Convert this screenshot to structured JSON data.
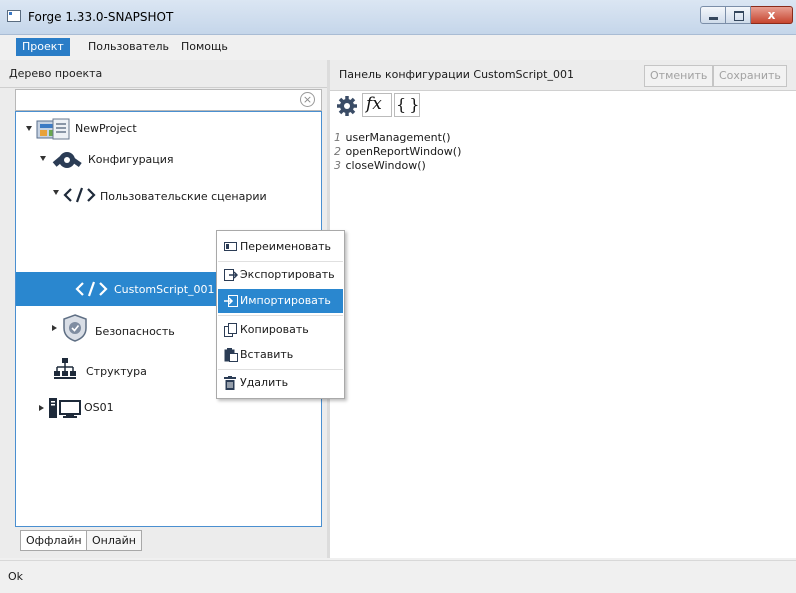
{
  "window": {
    "title": "Forge 1.33.0-SNAPSHOT",
    "close_glyph": "x"
  },
  "menubar": {
    "items": [
      "Проект",
      "Пользователь",
      "Помощь"
    ]
  },
  "left_panel": {
    "title": "Дерево проекта",
    "search": {
      "value": "",
      "placeholder": ""
    },
    "tree": {
      "project": "NewProject",
      "config": "Конфигурация",
      "user_scripts": "Пользовательские сценарии",
      "script": "CustomScript_001",
      "security": "Безопасность",
      "structure": "Структура",
      "os": "OS01"
    },
    "tabs": [
      "Оффлайн",
      "Онлайн"
    ]
  },
  "right_panel": {
    "title": "Панель конфигурации CustomScript_001",
    "cancel": "Отменить",
    "save": "Сохранить",
    "toolbar": {
      "fx": "fx",
      "braces": "{ }"
    },
    "code": [
      {
        "n": "1",
        "text": "userManagement()"
      },
      {
        "n": "2",
        "text": "openReportWindow()"
      },
      {
        "n": "3",
        "text": "closeWindow()"
      }
    ]
  },
  "context_menu": {
    "items": [
      "Переименовать",
      "Экспортировать",
      "Импортировать",
      "Копировать",
      "Вставить",
      "Удалить"
    ],
    "highlighted": "Импортировать"
  },
  "status": {
    "text": "Ok"
  },
  "colors": {
    "accent": "#2a87cf",
    "tree_border": "#4a8fd0",
    "menu_active": "#2a7dc7"
  }
}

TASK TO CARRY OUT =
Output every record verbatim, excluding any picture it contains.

WORKED SOLUTION =
Convert this screenshot to structured JSON data.
{
  "window": {
    "title": "Forge 1.33.0-SNAPSHOT",
    "close_glyph": "x"
  },
  "menubar": {
    "items": [
      "Проект",
      "Пользователь",
      "Помощь"
    ]
  },
  "left_panel": {
    "title": "Дерево проекта",
    "search": {
      "value": "",
      "placeholder": ""
    },
    "tree": {
      "project": "NewProject",
      "config": "Конфигурация",
      "user_scripts": "Пользовательские сценарии",
      "script": "CustomScript_001",
      "security": "Безопасность",
      "structure": "Структура",
      "os": "OS01"
    },
    "tabs": [
      "Оффлайн",
      "Онлайн"
    ]
  },
  "right_panel": {
    "title": "Панель конфигурации CustomScript_001",
    "cancel": "Отменить",
    "save": "Сохранить",
    "toolbar": {
      "fx": "fx",
      "braces": "{ }"
    },
    "code": [
      {
        "n": "1",
        "text": "userManagement()"
      },
      {
        "n": "2",
        "text": "openReportWindow()"
      },
      {
        "n": "3",
        "text": "closeWindow()"
      }
    ]
  },
  "context_menu": {
    "items": [
      "Переименовать",
      "Экспортировать",
      "Импортировать",
      "Копировать",
      "Вставить",
      "Удалить"
    ],
    "highlighted": "Импортировать"
  },
  "status": {
    "text": "Ok"
  },
  "colors": {
    "accent": "#2a87cf",
    "tree_border": "#4a8fd0",
    "menu_active": "#2a7dc7"
  }
}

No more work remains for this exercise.